■ **The task**: Below are the records. Gather each line that holds "time".

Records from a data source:
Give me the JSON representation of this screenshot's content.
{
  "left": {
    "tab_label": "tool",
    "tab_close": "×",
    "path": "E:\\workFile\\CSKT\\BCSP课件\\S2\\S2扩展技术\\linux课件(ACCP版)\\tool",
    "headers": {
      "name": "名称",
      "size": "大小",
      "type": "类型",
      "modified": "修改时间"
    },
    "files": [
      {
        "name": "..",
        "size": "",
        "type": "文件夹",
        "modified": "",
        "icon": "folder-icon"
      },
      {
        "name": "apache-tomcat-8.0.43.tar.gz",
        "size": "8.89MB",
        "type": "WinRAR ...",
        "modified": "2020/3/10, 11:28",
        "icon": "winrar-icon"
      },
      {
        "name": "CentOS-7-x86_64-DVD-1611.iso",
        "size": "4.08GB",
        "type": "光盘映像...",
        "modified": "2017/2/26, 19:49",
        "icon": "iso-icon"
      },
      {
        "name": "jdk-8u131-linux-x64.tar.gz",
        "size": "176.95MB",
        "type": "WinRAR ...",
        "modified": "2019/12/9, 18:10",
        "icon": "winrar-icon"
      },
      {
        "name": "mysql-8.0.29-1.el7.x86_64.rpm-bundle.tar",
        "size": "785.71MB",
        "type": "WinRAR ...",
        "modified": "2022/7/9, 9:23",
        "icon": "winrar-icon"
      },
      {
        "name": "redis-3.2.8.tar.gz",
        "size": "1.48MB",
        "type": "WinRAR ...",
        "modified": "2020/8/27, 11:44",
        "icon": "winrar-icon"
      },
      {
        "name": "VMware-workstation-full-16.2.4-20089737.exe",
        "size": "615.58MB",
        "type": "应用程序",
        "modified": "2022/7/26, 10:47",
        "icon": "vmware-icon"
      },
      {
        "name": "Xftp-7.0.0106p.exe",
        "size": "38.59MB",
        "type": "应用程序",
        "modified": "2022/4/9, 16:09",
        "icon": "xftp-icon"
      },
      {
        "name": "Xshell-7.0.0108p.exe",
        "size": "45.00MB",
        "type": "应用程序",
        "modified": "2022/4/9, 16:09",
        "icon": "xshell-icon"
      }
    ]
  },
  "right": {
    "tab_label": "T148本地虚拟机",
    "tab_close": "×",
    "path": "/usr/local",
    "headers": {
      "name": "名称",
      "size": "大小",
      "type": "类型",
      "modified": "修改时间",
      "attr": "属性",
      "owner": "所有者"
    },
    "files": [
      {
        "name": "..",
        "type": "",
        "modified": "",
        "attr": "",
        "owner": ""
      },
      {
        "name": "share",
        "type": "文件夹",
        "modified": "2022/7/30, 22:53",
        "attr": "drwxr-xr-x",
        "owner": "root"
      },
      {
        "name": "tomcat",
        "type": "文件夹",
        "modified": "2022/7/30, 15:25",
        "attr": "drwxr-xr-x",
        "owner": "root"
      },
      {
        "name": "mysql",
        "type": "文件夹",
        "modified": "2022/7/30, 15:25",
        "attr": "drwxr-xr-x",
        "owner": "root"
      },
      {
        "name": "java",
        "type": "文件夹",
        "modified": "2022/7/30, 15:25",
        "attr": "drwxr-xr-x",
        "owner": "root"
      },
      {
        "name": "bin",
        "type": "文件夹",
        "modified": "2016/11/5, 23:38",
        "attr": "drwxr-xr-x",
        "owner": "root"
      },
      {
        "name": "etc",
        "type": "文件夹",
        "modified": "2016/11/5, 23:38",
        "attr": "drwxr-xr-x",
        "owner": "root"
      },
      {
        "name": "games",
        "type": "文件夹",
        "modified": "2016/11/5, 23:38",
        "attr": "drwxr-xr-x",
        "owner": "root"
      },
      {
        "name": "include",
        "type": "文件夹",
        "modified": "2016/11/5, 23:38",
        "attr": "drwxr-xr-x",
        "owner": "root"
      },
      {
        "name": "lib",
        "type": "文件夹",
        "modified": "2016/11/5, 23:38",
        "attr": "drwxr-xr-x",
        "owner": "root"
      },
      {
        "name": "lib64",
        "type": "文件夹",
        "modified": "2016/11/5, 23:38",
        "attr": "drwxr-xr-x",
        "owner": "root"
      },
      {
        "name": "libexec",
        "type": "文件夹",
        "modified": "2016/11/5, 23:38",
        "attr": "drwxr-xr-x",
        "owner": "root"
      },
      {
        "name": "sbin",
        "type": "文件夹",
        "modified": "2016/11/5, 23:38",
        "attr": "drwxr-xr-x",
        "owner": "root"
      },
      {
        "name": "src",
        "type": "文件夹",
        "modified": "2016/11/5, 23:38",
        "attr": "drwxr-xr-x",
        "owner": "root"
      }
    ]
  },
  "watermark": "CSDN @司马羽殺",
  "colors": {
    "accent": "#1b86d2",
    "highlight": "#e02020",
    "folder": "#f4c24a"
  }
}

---

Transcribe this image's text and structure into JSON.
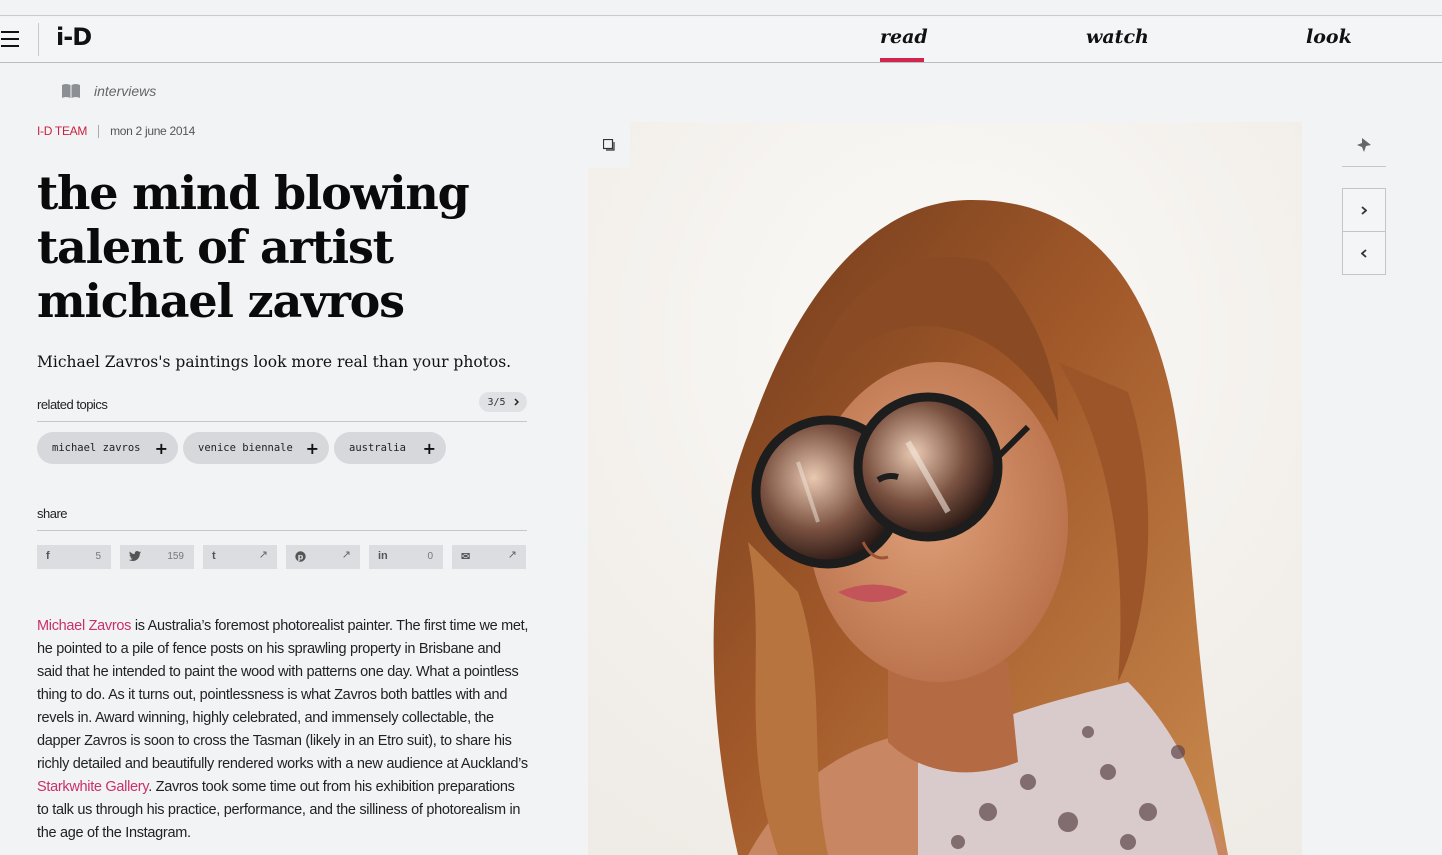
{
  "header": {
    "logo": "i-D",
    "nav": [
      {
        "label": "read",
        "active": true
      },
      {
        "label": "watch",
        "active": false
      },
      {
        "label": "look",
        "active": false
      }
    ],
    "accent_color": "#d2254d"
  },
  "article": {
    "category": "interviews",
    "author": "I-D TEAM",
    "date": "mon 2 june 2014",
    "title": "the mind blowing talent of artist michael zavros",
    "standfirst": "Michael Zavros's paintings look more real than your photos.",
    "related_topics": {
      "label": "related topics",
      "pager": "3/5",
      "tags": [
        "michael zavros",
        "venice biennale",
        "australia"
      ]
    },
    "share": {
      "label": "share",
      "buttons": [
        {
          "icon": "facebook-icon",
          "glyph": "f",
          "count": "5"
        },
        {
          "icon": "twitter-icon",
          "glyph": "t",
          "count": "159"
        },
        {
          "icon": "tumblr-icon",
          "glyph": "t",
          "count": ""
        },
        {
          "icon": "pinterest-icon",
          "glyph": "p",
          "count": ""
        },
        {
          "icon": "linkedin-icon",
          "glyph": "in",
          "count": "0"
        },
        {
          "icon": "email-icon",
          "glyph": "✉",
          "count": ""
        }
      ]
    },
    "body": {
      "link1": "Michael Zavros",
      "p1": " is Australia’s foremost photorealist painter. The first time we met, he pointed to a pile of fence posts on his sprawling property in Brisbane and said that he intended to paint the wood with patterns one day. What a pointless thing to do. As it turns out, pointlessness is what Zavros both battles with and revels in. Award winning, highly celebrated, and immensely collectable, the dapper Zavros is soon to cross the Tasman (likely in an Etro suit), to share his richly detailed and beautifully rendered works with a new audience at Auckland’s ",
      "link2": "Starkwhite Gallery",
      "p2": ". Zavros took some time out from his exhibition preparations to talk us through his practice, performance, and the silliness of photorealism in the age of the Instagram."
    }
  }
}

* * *

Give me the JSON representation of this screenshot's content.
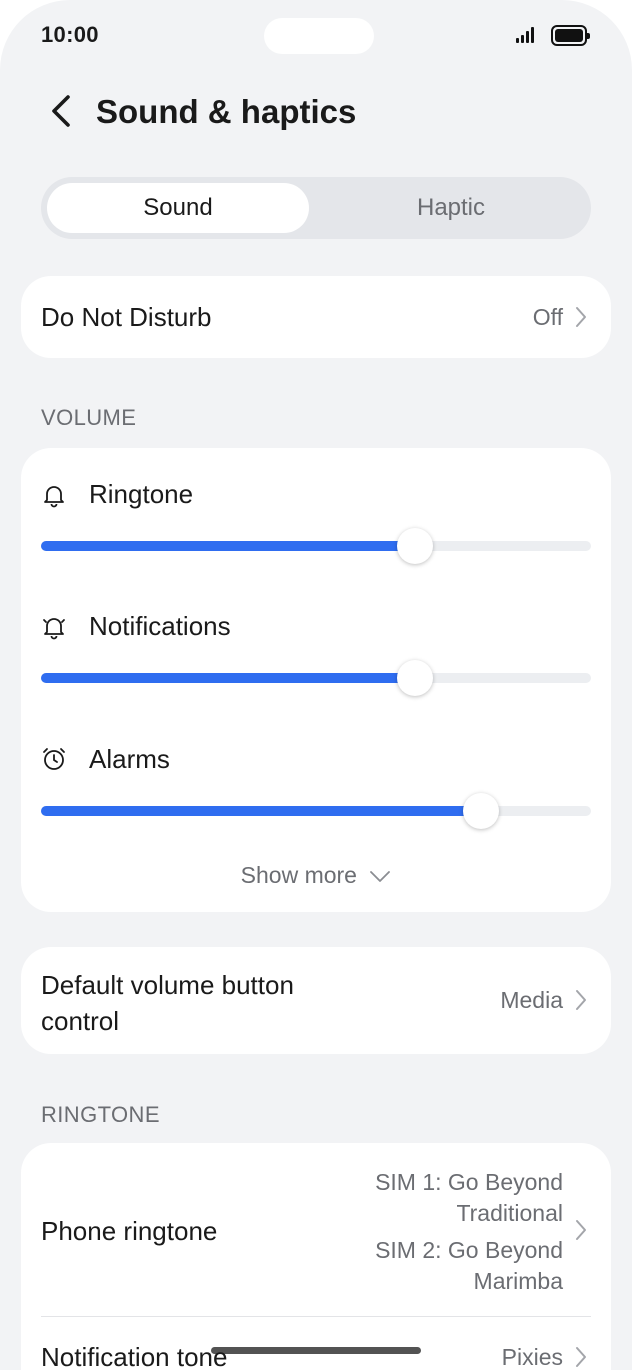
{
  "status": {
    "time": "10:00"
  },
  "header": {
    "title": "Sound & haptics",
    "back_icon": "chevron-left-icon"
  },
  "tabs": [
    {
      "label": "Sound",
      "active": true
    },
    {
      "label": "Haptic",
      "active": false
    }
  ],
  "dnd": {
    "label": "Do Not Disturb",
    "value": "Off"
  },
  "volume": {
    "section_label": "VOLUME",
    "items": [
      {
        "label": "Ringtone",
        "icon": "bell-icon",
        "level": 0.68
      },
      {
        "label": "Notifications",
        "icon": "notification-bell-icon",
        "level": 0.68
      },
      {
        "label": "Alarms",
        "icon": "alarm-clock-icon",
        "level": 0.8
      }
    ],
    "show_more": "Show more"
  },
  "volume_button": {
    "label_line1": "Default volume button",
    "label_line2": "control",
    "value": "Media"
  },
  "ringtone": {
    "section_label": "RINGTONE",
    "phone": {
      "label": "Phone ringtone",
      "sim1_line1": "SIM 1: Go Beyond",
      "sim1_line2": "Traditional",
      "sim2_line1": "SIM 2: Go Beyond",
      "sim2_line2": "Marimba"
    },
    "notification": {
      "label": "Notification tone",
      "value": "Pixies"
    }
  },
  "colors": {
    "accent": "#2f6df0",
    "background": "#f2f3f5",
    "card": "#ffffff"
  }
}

■ **Answer to this problem**:
      "p1": " is Australia’s foremost photorealist painter. The first time we met, he pointed to a pile of fence posts on his sprawling property in Brisbane and said that he intended to paint the wood with patterns one day. What a pointless thing to do. As it turns out, pointlessness is what Zavros both battles with and revels in. Award winning, highly celebrated, and immensely collectable, the dapper Zavros is soon to cross the Tasman (likely in an Etro suit), to share his richly detailed and beautifully rendered works with a new audience at Auckland’s ",
      "p2": ". Zavros took some time out from his exhibition preparations to talk us through his practice, performance, and the silliness of photorealism in the age of the Instagram."
    "time": "10:00"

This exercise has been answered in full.